Task brief
Set down every line of the data, unchanged and complete.

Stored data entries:
= Beginning of Section =

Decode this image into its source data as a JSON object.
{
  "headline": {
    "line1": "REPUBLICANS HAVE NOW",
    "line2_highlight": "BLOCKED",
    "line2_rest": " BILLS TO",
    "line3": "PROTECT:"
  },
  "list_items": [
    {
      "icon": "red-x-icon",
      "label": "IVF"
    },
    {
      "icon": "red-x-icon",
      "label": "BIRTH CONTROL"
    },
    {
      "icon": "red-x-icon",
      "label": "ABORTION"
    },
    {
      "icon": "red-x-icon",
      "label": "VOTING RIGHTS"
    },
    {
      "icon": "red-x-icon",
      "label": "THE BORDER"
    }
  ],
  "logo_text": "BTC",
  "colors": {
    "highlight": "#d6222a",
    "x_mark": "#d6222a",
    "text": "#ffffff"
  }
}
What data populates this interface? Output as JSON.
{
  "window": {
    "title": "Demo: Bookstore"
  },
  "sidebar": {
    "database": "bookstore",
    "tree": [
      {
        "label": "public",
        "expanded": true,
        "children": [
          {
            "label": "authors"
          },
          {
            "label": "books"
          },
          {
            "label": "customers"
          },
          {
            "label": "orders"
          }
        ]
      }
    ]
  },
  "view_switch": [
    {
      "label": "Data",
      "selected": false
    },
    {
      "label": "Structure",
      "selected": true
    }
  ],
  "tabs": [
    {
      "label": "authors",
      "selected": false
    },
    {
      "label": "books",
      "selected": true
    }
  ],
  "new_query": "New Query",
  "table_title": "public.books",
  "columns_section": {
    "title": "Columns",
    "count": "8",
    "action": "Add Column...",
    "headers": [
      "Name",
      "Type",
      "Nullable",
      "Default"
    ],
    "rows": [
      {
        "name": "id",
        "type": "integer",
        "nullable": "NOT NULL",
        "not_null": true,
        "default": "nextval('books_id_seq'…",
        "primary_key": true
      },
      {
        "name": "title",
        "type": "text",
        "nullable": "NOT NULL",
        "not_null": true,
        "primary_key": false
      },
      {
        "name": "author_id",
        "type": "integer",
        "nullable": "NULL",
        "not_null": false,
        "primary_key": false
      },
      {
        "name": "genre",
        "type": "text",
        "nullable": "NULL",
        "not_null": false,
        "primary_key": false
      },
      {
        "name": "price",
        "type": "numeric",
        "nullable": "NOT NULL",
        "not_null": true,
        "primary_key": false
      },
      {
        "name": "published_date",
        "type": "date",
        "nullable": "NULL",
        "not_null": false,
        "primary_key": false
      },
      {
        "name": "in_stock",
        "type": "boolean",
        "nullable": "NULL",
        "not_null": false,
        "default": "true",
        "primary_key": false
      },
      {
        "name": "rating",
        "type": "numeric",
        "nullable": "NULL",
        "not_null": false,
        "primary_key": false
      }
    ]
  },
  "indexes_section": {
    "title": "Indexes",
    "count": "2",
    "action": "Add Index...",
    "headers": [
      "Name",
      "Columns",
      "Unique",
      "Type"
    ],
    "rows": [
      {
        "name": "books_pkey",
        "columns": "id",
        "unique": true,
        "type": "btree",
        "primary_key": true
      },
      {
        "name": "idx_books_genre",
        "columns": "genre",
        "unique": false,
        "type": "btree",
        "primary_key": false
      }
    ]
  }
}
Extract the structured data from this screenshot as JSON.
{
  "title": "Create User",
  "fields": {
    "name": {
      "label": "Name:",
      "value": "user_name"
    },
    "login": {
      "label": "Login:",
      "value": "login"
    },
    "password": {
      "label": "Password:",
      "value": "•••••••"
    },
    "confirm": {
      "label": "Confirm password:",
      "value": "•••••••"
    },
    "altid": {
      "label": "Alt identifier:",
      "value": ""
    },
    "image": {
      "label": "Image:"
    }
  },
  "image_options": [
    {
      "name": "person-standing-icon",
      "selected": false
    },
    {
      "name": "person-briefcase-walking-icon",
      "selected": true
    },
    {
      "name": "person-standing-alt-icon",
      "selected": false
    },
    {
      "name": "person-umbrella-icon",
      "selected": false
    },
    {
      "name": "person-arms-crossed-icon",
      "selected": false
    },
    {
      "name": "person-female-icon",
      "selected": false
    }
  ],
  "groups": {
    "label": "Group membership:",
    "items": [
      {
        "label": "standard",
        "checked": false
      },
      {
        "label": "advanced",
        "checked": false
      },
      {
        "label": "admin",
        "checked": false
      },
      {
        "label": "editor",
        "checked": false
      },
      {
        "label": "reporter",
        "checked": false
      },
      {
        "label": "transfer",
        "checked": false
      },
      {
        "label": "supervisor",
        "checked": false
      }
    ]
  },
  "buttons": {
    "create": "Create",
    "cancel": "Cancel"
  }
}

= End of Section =

Answer box
Decode this image into its source data as a JSON object.
{
  "headline": {
    "line1": "REPUBLICANS HAVE NOW",
    "line2_highlight": "BLOCKED",
    "line2_rest": " BILLS TO",
    "line3": "PROTECT:"
  },
  "list_items": [
    {
      "icon": "red-x-icon",
      "label": "IVF"
    },
    {
      "icon": "red-x-icon",
      "label": "BIRTH CONTROL"
    },
    {
      "icon": "red-x-icon",
      "label": "ABORTION"
    },
    {
      "icon": "red-x-icon",
      "label": "VOTING RIGHTS"
    },
    {
      "icon": "red-x-icon",
      "label": "THE BORDER"
    }
  ],
  "logo_text": "BTC",
  "colors": {
    "highlight": "#d6222a",
    "x_mark": "#d6222a",
    "text": "#ffffff"
  }
}
What data populates this interface? Output as JSON.
{
  "window": {
    "title": "Demo: Bookstore"
  },
  "sidebar": {
    "database": "bookstore",
    "tree": [
      {
        "label": "public",
        "expanded": true,
        "children": [
          {
            "label": "authors"
          },
          {
            "label": "books"
          },
          {
            "label": "customers"
          },
          {
            "label": "orders"
          }
        ]
      }
    ]
  },
  "view_switch": [
    {
      "label": "Data",
      "selected": false
    },
    {
      "label": "Structure",
      "selected": true
    }
  ],
  "tabs": [
    {
      "label": "authors",
      "selected": false
    },
    {
      "label": "books",
      "selected": true
    }
  ],
  "new_query": "New Query",
  "table_title": "public.books",
  "columns_section": {
    "title": "Columns",
    "count": "8",
    "action": "Add Column...",
    "headers": [
      "Name",
      "Type",
      "Nullable",
      "Default"
    ],
    "rows": [
      {
        "name": "id",
        "type": "integer",
        "nullable": "NOT NULL",
        "not_null": true,
        "default": "nextval('books_id_seq'…",
        "primary_key": true
      },
      {
        "name": "title",
        "type": "text",
        "nullable": "NOT NULL",
        "not_null": true,
        "primary_key": false
      },
      {
        "name": "author_id",
        "type": "integer",
        "nullable": "NULL",
        "not_null": false,
        "primary_key": false
      },
      {
        "name": "genre",
        "type": "text",
        "nullable": "NULL",
        "not_null": false,
        "primary_key": false
      },
      {
        "name": "price",
        "type": "numeric",
        "nullable": "NOT NULL",
        "not_null": true,
        "primary_key": false
      },
      {
        "name": "published_date",
        "type": "date",
        "nullable": "NULL",
        "not_null": false,
        "primary_key": false
      },
      {
        "name": "in_stock",
        "type": "boolean",
        "nullable": "NULL",
        "not_null": false,
        "default": "true",
        "primary_key": false
      },
      {
        "name": "rating",
        "type": "numeric",
        "nullable": "NULL",
        "not_null": false,
        "primary_key": false
      }
    ]
  },
  "indexes_section": {
    "title": "Indexes",
    "count": "2",
    "action": "Add Index...",
    "headers": [
      "Name",
      "Columns",
      "Unique",
      "Type"
    ],
    "rows": [
      {
        "name": "books_pkey",
        "columns": "id",
        "unique": true,
        "type": "btree",
        "primary_key": true
      },
      {
        "name": "idx_books_genre",
        "columns": "genre",
        "unique": false,
        "type": "btree",
        "primary_key": false
      }
    ]
  }
}
Extract the structured data from this screenshot as JSON.
{
  "title": "Create User",
  "fields": {
    "name": {
      "label": "Name:",
      "value": "user_name"
    },
    "login": {
      "label": "Login:",
      "value": "login"
    },
    "password": {
      "label": "Password:",
      "value": "•••••••"
    },
    "confirm": {
      "label": "Confirm password:",
      "value": "•••••••"
    },
    "altid": {
      "label": "Alt identifier:",
      "value": ""
    },
    "image": {
      "label": "Image:"
    }
  },
  "image_options": [
    {
      "name": "person-standing-icon",
      "selected": false
    },
    {
      "name": "person-briefcase-walking-icon",
      "selected": true
    },
    {
      "name": "person-standing-alt-icon",
      "selected": false
    },
    {
      "name": "person-umbrella-icon",
      "selected": false
    },
    {
      "name": "person-arms-crossed-icon",
      "selected": false
    },
    {
      "name": "person-female-icon",
      "selected": false
    }
  ],
  "groups": {
    "label": "Group membership:",
    "items": [
      {
        "label": "standard",
        "checked": false
      },
      {
        "label": "advanced",
        "checked": false
      },
      {
        "label": "admin",
        "checked": false
      },
      {
        "label": "editor",
        "checked": false
      },
      {
        "label": "reporter",
        "checked": false
      },
      {
        "label": "transfer",
        "checked": false
      },
      {
        "label": "supervisor",
        "checked": false
      }
    ]
  },
  "buttons": {
    "create": "Create",
    "cancel": "Cancel"
  }
}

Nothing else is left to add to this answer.